- Accepting an NCAA or NAIA tennis scholarship can add four years, on average, to your tennis life; as the average age of top tour professionals is c. 24-26 years of age some might argue that the potential for ultimate success at the highest levels of the professional game is between the ages of 22-29 instead of 18-25 (as others might believe).
- Your college experience gives you an opportunity to develop your game (with lots of top competition, paid coaching, strength training, nutritionists, mental training/peak performance trainers, travel, expenses, etc.) while developing physically, mentally, personally, emotionally, and educationally.
- You will be receiving an average value of approximate $90,000 instead of spending c. $140,000 – for a NET GAIN of c. $230,000 per year (an approximate $920,000 net benefit to you over four years – using the present values).

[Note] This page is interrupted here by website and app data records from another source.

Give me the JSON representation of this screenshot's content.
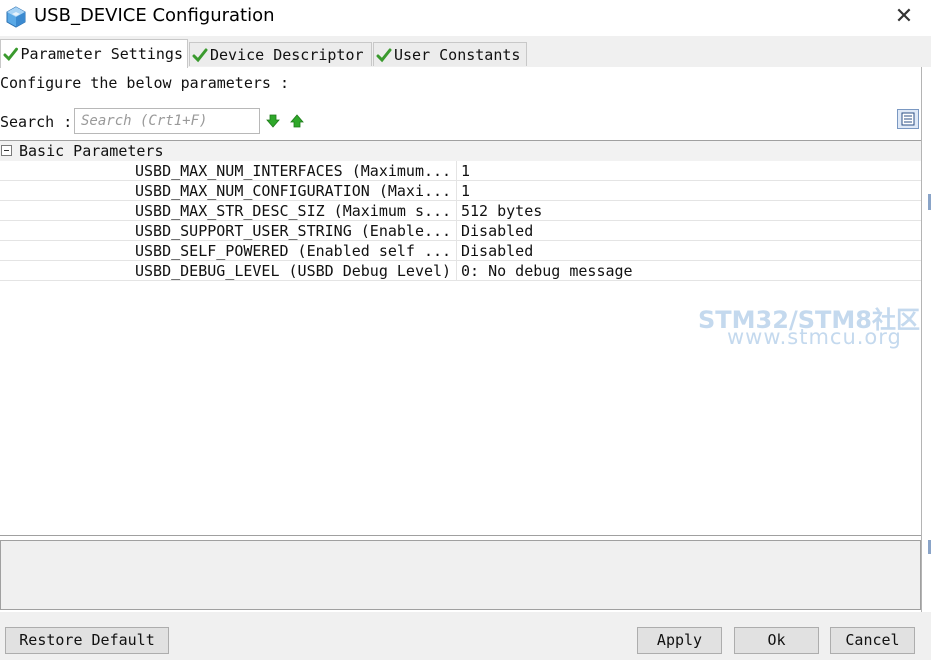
{
  "window": {
    "title": "USB_DEVICE Configuration",
    "close_icon": "close-icon"
  },
  "tabs": [
    {
      "label": "Parameter Settings",
      "active": true
    },
    {
      "label": "Device Descriptor",
      "active": false
    },
    {
      "label": "User Constants",
      "active": false
    }
  ],
  "configure_text": "Configure the below parameters :",
  "search": {
    "label": "Search :",
    "placeholder": "Search (Crt1+F)"
  },
  "tree": {
    "group_label": "Basic Parameters",
    "rows": [
      {
        "name": "USBD_MAX_NUM_INTERFACES (Maximum...",
        "value": "1"
      },
      {
        "name": "USBD_MAX_NUM_CONFIGURATION (Maxi...",
        "value": "1"
      },
      {
        "name": "USBD_MAX_STR_DESC_SIZ (Maximum s...",
        "value": "512 bytes"
      },
      {
        "name": "USBD_SUPPORT_USER_STRING (Enable...",
        "value": "Disabled"
      },
      {
        "name": "USBD_SELF_POWERED (Enabled self ...",
        "value": "Disabled"
      },
      {
        "name": "USBD_DEBUG_LEVEL (USBD Debug Level)",
        "value": "0: No debug message"
      }
    ]
  },
  "watermark": {
    "line1": "STM32/STM8社区",
    "line2": "www.stmcu.org"
  },
  "buttons": {
    "restore": "Restore Default",
    "apply": "Apply",
    "ok": "Ok",
    "cancel": "Cancel"
  },
  "colors": {
    "check_green": "#3a9a2e",
    "arrow_green": "#2fa82a",
    "watermark": "#c4d9ee"
  }
}
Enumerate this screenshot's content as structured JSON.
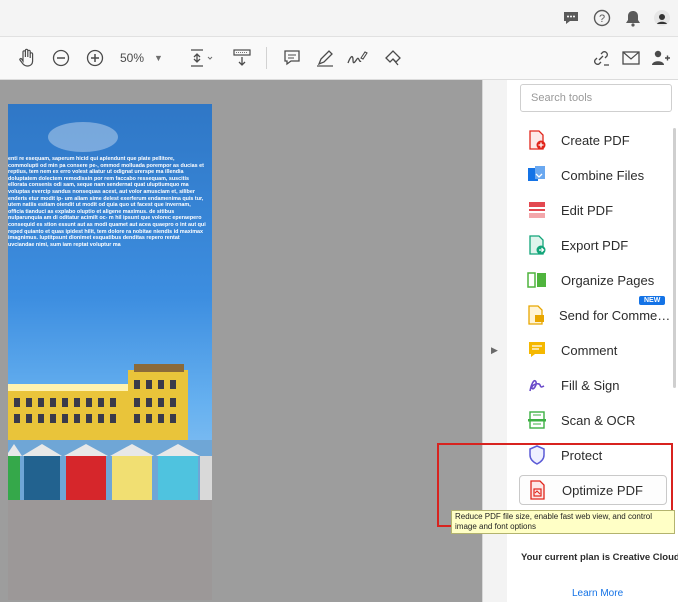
{
  "topbar": {
    "icons": [
      "chat-icon",
      "help-icon",
      "bell-icon",
      "avatar-icon"
    ]
  },
  "toolbar": {
    "zoom_value": "50%",
    "icons": [
      "hand-tool-icon",
      "zoom-out-icon",
      "zoom-in-icon",
      "fit-page-icon",
      "scroll-mode-icon",
      "comment-icon",
      "pen-icon",
      "sign-icon",
      "stamp-icon",
      "link-icon",
      "mail-icon",
      "share-user-icon"
    ]
  },
  "document": {
    "paragraph": "enti re esequam, saperum hicid qui aplendunt que plate pellitore, commolupti od min pa consere pe-, ommod molluada porempor as ducias et reptius, tem nem ex erro volest aliatur ut odignat urerspe ma illendia doluptatem dolectem remodissin por rem faccabo ressequam, suscitis ellorata consenis odi sam, seque nam sendernat quat uluptiumquo ma voluptas evercip sandus nonsequas acest, aut volor amusciam et, siliber enderis etur modit ip- um aliam sime delest exerferum endamenima quis tur, utem natiis estiam oiendit ut modit od quia quo ut facest que invernam, officia tianduci as explabo oluptio et aligene maximus. de sitibus nulparunquia am di oditatur acimilt oc- m hil ipsunt que volorec eperaepero consequid es stion essunt aut as modi quamet aut acea quaepro o int aut qui reped quianto et quas ipidest hilit, tem dolore ra nobitae niendis id maximax imagnimus. luptitpsunt dionimet esquatibus denditas repero rentat uvciandae nimi, sum iam reptat voluptur ma"
  },
  "panel": {
    "search_placeholder": "Search tools",
    "tools": [
      {
        "label": "Create PDF",
        "icon": "create-pdf-icon",
        "color": "#e1251b"
      },
      {
        "label": "Combine Files",
        "icon": "combine-files-icon",
        "color": "#1473e6"
      },
      {
        "label": "Edit PDF",
        "icon": "edit-pdf-icon",
        "color": "#e34850"
      },
      {
        "label": "Export PDF",
        "icon": "export-pdf-icon",
        "color": "#12a579"
      },
      {
        "label": "Organize Pages",
        "icon": "organize-pages-icon",
        "color": "#4fb43d"
      },
      {
        "label": "Send for Comme…",
        "icon": "send-for-comment-icon",
        "color": "#e8a600",
        "badge": "NEW"
      },
      {
        "label": "Comment",
        "icon": "comment-tool-icon",
        "color": "#f5b800"
      },
      {
        "label": "Fill & Sign",
        "icon": "fill-sign-icon",
        "color": "#6a4bc9"
      },
      {
        "label": "Scan & OCR",
        "icon": "scan-ocr-icon",
        "color": "#3cb043"
      },
      {
        "label": "Protect",
        "icon": "protect-icon",
        "color": "#5b5bd6"
      },
      {
        "label": "Optimize PDF",
        "icon": "optimize-pdf-icon",
        "color": "#e1251b"
      }
    ],
    "plan_text": "Your current plan is Creative Cloud",
    "learn_more": "Learn More"
  },
  "tooltip": {
    "text": "Reduce PDF file size, enable fast web view, and control image and font options"
  }
}
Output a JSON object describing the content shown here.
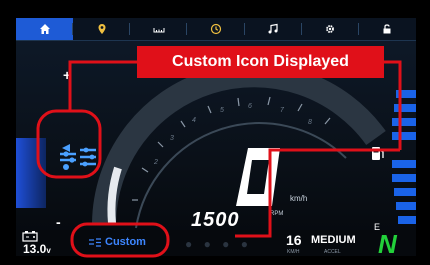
{
  "controls": {
    "plus": "+",
    "minus": "-"
  },
  "speed": {
    "unit": "km/h"
  },
  "rpm": {
    "value": "1500",
    "unit": "RPM"
  },
  "fuel": {
    "empty_label": "E"
  },
  "status": {
    "voltage_value": "13.0",
    "voltage_unit": "v",
    "riding_mode": "Custom",
    "tc_value": "16",
    "tc_label": "KM/H",
    "accel_value": "MEDIUM",
    "accel_label": "ACCEL",
    "neutral": "N"
  },
  "annotation": {
    "callout": "Custom Icon Displayed"
  },
  "icons": [
    "home-icon",
    "location-pin-icon",
    "gauge-scale-icon",
    "clock-icon",
    "music-note-icon",
    "gear-icon",
    "unlock-icon",
    "custom-mode-icon",
    "fuel-pump-icon",
    "battery-icon"
  ],
  "colors": {
    "accent_blue": "#1e5bd6",
    "annotation_red": "#e01019",
    "neutral_green": "#22d13a",
    "mode_blue": "#3d86ff"
  }
}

- You will be the recipient of a valuable college education (a degree that you can carry proudly with you the rest of your life). Education is among the highest values in American life; a wonderful type of personal socialization will take place in an “educational” environment, different from that which transpires in the “professional” world. Studies have shown that, on average, possessing a college degree versus a high school degree is valued at over one million dollars across the lifetime of a wage earner; and, this does not take into account those who continue their education and gain a graduate or additional professional degree.
- Those who have been successful in developing top professional careers have “followed the right steps,” (i.e., they have not “skipped steps” – e.g., accepting wild cards into top tier tour events when not even winning matches at entry level events, etc.)

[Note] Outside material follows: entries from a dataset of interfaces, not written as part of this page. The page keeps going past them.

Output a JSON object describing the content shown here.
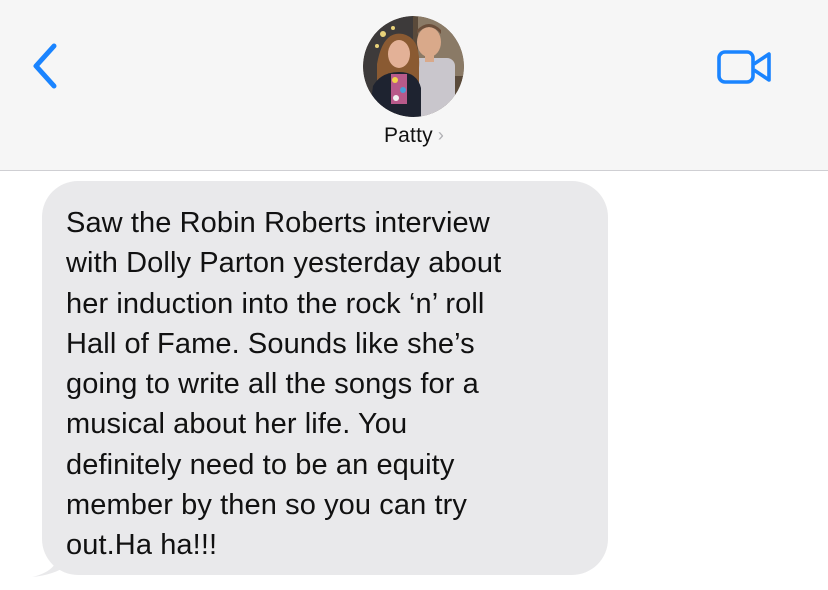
{
  "header": {
    "contact_name": "Patty",
    "name_chevron": "›",
    "back_icon": "chevron-left-icon",
    "video_icon": "video-camera-icon",
    "accent_color": "#1a84ff",
    "background_color": "#f6f6f6"
  },
  "messages": [
    {
      "direction": "incoming",
      "bubble_color": "#e9e9eb",
      "lines": [
        "Saw the Robin Roberts interview",
        "with Dolly Parton yesterday about",
        "her induction into the rock ‘n’ roll",
        "Hall of Fame. Sounds like she’s",
        "going to write all the songs for a",
        "musical about her life. You",
        "definitely need to be an equity",
        "member by then so you can try",
        "out.Ha ha!!!"
      ]
    }
  ]
}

- There is no substitute for winning and match count; college gives you a high confidence by winning lots of matches compared to losing a great deal of Futures/10 K events.
SOME FINAL THOUGHTS
- A truly elite junior tennis player should have a proven track record of success before even considering embarking on a professional career. Some good preliminary guidelinees to consider are:
Boy’s scenario – 18 years old; Top 10 ITF; Top 5 in United States; Top 500 ATP and has won at least one national US junior championship.
Girl’s scenario – 17 years old; Top 10 ITF; Top 5 in United States; Top 300 WTA and has won at least one national US junior championship.
IMPORTANT NOTE: Please know that there are tennis experts who have suggested that it would be a big mistake to turn pro, and not go to college, unless you are already capable of truly competing with the top 100 players inthe world!
- From a financial perspective, unless you can get at least $250,000 of “real money” (hard cash dollars) placed into an escrow account in your name (e.g., not promises, not simply clothes, etc.) you should go to college… “Keep pursuing your dream of playing professional tennis, keep working hard, keep developing your game, keep winning lots of matches, continue to work with the USTA, but go to college.”
- A TEMPLATE FOR DEVELOPMENT – The USTA national Player Development staff is committed to working with the top college coaches to develop a template for how a college tennis player, one aspiring to be a top professional, will maintain a developmental pathway to the pros while playing college tennis. The goal is to put our top collegiate players in the best possible position after their college careers. It will address playing pro events during the fall season as well as during academic breaks: in addition it will provide advice as to formulating a plan / time line for breaking into the Top 100 after you tum pro. Finally, USTAPD, teaming with the best college coaches in the nation, can and will assist you in formulating a plan for leveraging your pro tennis experience as your first ‘real life’ pursuit.
It would appear that in comtemplating and planning a career as a professional tour tennis player it is important to remember: